> _BRIEF_
Each record below must be returned exactly, with no line left out.

> _DATA PROVIDED_
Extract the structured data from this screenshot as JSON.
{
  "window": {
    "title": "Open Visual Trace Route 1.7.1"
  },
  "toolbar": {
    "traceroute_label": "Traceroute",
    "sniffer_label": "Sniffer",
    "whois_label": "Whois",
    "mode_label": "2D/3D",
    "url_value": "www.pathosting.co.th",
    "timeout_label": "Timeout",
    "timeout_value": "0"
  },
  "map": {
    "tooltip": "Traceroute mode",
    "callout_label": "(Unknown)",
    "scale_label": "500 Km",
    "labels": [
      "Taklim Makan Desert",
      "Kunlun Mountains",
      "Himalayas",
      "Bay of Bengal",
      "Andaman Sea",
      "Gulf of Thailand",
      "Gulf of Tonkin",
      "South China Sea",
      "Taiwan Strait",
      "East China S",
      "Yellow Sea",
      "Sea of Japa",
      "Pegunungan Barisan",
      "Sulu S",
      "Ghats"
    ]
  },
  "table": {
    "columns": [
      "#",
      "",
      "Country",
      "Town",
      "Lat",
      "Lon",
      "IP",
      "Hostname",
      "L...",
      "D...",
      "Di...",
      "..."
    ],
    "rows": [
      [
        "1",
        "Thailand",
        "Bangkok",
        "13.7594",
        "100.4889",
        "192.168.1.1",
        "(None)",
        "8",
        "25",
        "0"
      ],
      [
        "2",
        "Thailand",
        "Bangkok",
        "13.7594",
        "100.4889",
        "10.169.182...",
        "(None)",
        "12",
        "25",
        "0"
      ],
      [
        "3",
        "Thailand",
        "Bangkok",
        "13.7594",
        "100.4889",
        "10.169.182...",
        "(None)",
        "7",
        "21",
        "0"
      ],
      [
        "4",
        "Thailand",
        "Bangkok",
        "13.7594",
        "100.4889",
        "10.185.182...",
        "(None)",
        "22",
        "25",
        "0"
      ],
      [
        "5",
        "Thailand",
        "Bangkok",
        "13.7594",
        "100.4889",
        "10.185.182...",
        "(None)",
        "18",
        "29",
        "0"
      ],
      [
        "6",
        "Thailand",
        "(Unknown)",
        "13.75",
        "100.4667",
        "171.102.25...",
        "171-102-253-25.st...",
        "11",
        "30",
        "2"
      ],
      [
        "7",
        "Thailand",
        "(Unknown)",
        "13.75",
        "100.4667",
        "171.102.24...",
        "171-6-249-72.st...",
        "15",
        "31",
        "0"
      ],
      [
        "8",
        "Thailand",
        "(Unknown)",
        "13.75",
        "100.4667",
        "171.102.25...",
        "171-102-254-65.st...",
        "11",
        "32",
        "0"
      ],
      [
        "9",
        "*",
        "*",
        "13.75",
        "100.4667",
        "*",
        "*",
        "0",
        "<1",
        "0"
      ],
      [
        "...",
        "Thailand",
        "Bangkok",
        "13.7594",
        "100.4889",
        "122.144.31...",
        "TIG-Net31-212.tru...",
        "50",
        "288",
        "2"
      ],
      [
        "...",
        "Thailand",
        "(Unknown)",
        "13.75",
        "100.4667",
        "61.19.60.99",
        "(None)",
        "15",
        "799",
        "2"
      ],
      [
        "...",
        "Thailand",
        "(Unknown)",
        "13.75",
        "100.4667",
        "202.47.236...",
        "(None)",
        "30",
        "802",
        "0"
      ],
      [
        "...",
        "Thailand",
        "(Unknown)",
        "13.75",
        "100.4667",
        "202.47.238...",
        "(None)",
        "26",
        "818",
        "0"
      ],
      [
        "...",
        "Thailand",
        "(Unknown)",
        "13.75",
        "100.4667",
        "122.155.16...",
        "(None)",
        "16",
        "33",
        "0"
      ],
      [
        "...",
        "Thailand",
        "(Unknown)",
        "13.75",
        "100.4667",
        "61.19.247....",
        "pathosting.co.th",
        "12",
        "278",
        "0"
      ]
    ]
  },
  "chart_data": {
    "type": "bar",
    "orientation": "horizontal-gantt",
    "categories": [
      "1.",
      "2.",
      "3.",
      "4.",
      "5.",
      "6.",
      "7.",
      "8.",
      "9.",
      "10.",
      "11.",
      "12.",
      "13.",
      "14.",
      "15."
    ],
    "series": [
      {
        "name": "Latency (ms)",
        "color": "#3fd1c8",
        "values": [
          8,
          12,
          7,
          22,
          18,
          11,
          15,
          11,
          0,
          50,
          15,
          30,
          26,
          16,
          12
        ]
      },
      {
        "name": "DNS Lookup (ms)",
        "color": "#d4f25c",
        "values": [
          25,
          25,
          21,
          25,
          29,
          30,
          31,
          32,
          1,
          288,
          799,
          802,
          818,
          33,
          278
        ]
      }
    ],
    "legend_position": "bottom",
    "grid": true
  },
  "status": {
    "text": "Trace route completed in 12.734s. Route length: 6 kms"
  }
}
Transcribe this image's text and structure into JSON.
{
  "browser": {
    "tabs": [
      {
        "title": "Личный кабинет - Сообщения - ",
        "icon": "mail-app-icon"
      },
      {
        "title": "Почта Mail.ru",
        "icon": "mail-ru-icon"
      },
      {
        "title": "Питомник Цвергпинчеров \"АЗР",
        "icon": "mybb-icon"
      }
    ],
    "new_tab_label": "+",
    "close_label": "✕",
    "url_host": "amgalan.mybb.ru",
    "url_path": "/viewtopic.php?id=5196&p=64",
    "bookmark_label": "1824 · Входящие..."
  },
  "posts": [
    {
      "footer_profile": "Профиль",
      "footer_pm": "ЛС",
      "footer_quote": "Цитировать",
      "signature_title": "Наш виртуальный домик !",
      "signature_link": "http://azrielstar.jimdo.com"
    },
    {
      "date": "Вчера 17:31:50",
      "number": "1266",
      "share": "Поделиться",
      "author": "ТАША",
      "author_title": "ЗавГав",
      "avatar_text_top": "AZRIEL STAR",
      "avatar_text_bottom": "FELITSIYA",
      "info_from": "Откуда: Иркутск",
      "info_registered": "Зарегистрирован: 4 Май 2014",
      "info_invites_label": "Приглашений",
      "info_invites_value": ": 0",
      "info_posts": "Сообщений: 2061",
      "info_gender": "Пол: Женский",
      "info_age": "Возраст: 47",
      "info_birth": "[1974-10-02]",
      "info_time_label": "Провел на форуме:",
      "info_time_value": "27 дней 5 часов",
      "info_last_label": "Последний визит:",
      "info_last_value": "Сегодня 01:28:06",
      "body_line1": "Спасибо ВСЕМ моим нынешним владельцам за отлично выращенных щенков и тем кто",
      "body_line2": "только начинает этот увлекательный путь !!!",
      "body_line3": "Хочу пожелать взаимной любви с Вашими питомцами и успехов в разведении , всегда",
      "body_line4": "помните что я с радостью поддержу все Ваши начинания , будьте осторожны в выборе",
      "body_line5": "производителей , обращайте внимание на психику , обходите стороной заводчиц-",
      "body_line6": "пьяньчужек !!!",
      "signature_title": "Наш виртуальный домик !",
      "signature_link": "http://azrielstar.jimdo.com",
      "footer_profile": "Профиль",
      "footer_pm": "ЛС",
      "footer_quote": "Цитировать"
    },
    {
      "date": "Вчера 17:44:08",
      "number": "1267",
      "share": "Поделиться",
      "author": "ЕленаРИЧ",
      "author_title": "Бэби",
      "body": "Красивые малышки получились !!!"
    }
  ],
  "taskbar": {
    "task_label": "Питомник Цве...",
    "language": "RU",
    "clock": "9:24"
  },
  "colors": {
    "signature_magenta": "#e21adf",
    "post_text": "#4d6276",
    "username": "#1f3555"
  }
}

> _EXERCISE RESPONSE_
Extract the structured data from this screenshot as JSON.
{
  "window": {
    "title": "Open Visual Trace Route 1.7.1"
  },
  "toolbar": {
    "traceroute_label": "Traceroute",
    "sniffer_label": "Sniffer",
    "whois_label": "Whois",
    "mode_label": "2D/3D",
    "url_value": "www.pathosting.co.th",
    "timeout_label": "Timeout",
    "timeout_value": "0"
  },
  "map": {
    "tooltip": "Traceroute mode",
    "callout_label": "(Unknown)",
    "scale_label": "500 Km",
    "labels": [
      "Taklim Makan Desert",
      "Kunlun Mountains",
      "Himalayas",
      "Bay of Bengal",
      "Andaman Sea",
      "Gulf of Thailand",
      "Gulf of Tonkin",
      "South China Sea",
      "Taiwan Strait",
      "East China S",
      "Yellow Sea",
      "Sea of Japa",
      "Pegunungan Barisan",
      "Sulu S",
      "Ghats"
    ]
  },
  "table": {
    "columns": [
      "#",
      "",
      "Country",
      "Town",
      "Lat",
      "Lon",
      "IP",
      "Hostname",
      "L...",
      "D...",
      "Di...",
      "..."
    ],
    "rows": [
      [
        "1",
        "Thailand",
        "Bangkok",
        "13.7594",
        "100.4889",
        "192.168.1.1",
        "(None)",
        "8",
        "25",
        "0"
      ],
      [
        "2",
        "Thailand",
        "Bangkok",
        "13.7594",
        "100.4889",
        "10.169.182...",
        "(None)",
        "12",
        "25",
        "0"
      ],
      [
        "3",
        "Thailand",
        "Bangkok",
        "13.7594",
        "100.4889",
        "10.169.182...",
        "(None)",
        "7",
        "21",
        "0"
      ],
      [
        "4",
        "Thailand",
        "Bangkok",
        "13.7594",
        "100.4889",
        "10.185.182...",
        "(None)",
        "22",
        "25",
        "0"
      ],
      [
        "5",
        "Thailand",
        "Bangkok",
        "13.7594",
        "100.4889",
        "10.185.182...",
        "(None)",
        "18",
        "29",
        "0"
      ],
      [
        "6",
        "Thailand",
        "(Unknown)",
        "13.75",
        "100.4667",
        "171.102.25...",
        "171-102-253-25.st...",
        "11",
        "30",
        "2"
      ],
      [
        "7",
        "Thailand",
        "(Unknown)",
        "13.75",
        "100.4667",
        "171.102.24...",
        "171-6-249-72.st...",
        "15",
        "31",
        "0"
      ],
      [
        "8",
        "Thailand",
        "(Unknown)",
        "13.75",
        "100.4667",
        "171.102.25...",
        "171-102-254-65.st...",
        "11",
        "32",
        "0"
      ],
      [
        "9",
        "*",
        "*",
        "13.75",
        "100.4667",
        "*",
        "*",
        "0",
        "<1",
        "0"
      ],
      [
        "...",
        "Thailand",
        "Bangkok",
        "13.7594",
        "100.4889",
        "122.144.31...",
        "TIG-Net31-212.tru...",
        "50",
        "288",
        "2"
      ],
      [
        "...",
        "Thailand",
        "(Unknown)",
        "13.75",
        "100.4667",
        "61.19.60.99",
        "(None)",
        "15",
        "799",
        "2"
      ],
      [
        "...",
        "Thailand",
        "(Unknown)",
        "13.75",
        "100.4667",
        "202.47.236...",
        "(None)",
        "30",
        "802",
        "0"
      ],
      [
        "...",
        "Thailand",
        "(Unknown)",
        "13.75",
        "100.4667",
        "202.47.238...",
        "(None)",
        "26",
        "818",
        "0"
      ],
      [
        "...",
        "Thailand",
        "(Unknown)",
        "13.75",
        "100.4667",
        "122.155.16...",
        "(None)",
        "16",
        "33",
        "0"
      ],
      [
        "...",
        "Thailand",
        "(Unknown)",
        "13.75",
        "100.4667",
        "61.19.247....",
        "pathosting.co.th",
        "12",
        "278",
        "0"
      ]
    ]
  },
  "chart_data": {
    "type": "bar",
    "orientation": "horizontal-gantt",
    "categories": [
      "1.",
      "2.",
      "3.",
      "4.",
      "5.",
      "6.",
      "7.",
      "8.",
      "9.",
      "10.",
      "11.",
      "12.",
      "13.",
      "14.",
      "15."
    ],
    "series": [
      {
        "name": "Latency (ms)",
        "color": "#3fd1c8",
        "values": [
          8,
          12,
          7,
          22,
          18,
          11,
          15,
          11,
          0,
          50,
          15,
          30,
          26,
          16,
          12
        ]
      },
      {
        "name": "DNS Lookup (ms)",
        "color": "#d4f25c",
        "values": [
          25,
          25,
          21,
          25,
          29,
          30,
          31,
          32,
          1,
          288,
          799,
          802,
          818,
          33,
          278
        ]
      }
    ],
    "legend_position": "bottom",
    "grid": true
  },
  "status": {
    "text": "Trace route completed in 12.734s. Route length: 6 kms"
  }
}
Transcribe this image's text and structure into JSON.
{
  "browser": {
    "tabs": [
      {
        "title": "Личный кабинет - Сообщения - ",
        "icon": "mail-app-icon"
      },
      {
        "title": "Почта Mail.ru",
        "icon": "mail-ru-icon"
      },
      {
        "title": "Питомник Цвергпинчеров \"АЗР",
        "icon": "mybb-icon"
      }
    ],
    "new_tab_label": "+",
    "close_label": "✕",
    "url_host": "amgalan.mybb.ru",
    "url_path": "/viewtopic.php?id=5196&p=64",
    "bookmark_label": "1824 · Входящие..."
  },
  "posts": [
    {
      "footer_profile": "Профиль",
      "footer_pm": "ЛС",
      "footer_quote": "Цитировать",
      "signature_title": "Наш виртуальный домик !",
      "signature_link": "http://azrielstar.jimdo.com"
    },
    {
      "date": "Вчера 17:31:50",
      "number": "1266",
      "share": "Поделиться",
      "author": "ТАША",
      "author_title": "ЗавГав",
      "avatar_text_top": "AZRIEL STAR",
      "avatar_text_bottom": "FELITSIYA",
      "info_from": "Откуда: Иркутск",
      "info_registered": "Зарегистрирован: 4 Май 2014",
      "info_invites_label": "Приглашений",
      "info_invites_value": ": 0",
      "info_posts": "Сообщений: 2061",
      "info_gender": "Пол: Женский",
      "info_age": "Возраст: 47",
      "info_birth": "[1974-10-02]",
      "info_time_label": "Провел на форуме:",
      "info_time_value": "27 дней 5 часов",
      "info_last_label": "Последний визит:",
      "info_last_value": "Сегодня 01:28:06",
      "body_line1": "Спасибо ВСЕМ моим нынешним владельцам за отлично выращенных щенков и тем кто",
      "body_line2": "только начинает этот увлекательный путь !!!",
      "body_line3": "Хочу пожелать взаимной любви с Вашими питомцами и успехов в разведении , всегда",
      "body_line4": "помните что я с радостью поддержу все Ваши начинания , будьте осторожны в выборе",
      "body_line5": "производителей , обращайте внимание на психику , обходите стороной заводчиц-",
      "body_line6": "пьяньчужек !!!",
      "signature_title": "Наш виртуальный домик !",
      "signature_link": "http://azrielstar.jimdo.com",
      "footer_profile": "Профиль",
      "footer_pm": "ЛС",
      "footer_quote": "Цитировать"
    },
    {
      "date": "Вчера 17:44:08",
      "number": "1267",
      "share": "Поделиться",
      "author": "ЕленаРИЧ",
      "author_title": "Бэби",
      "body": "Красивые малышки получились !!!"
    }
  ],
  "taskbar": {
    "task_label": "Питомник Цве...",
    "language": "RU",
    "clock": "9:24"
  },
  "colors": {
    "signature_magenta": "#e21adf",
    "post_text": "#4d6276",
    "username": "#1f3555"
  }
}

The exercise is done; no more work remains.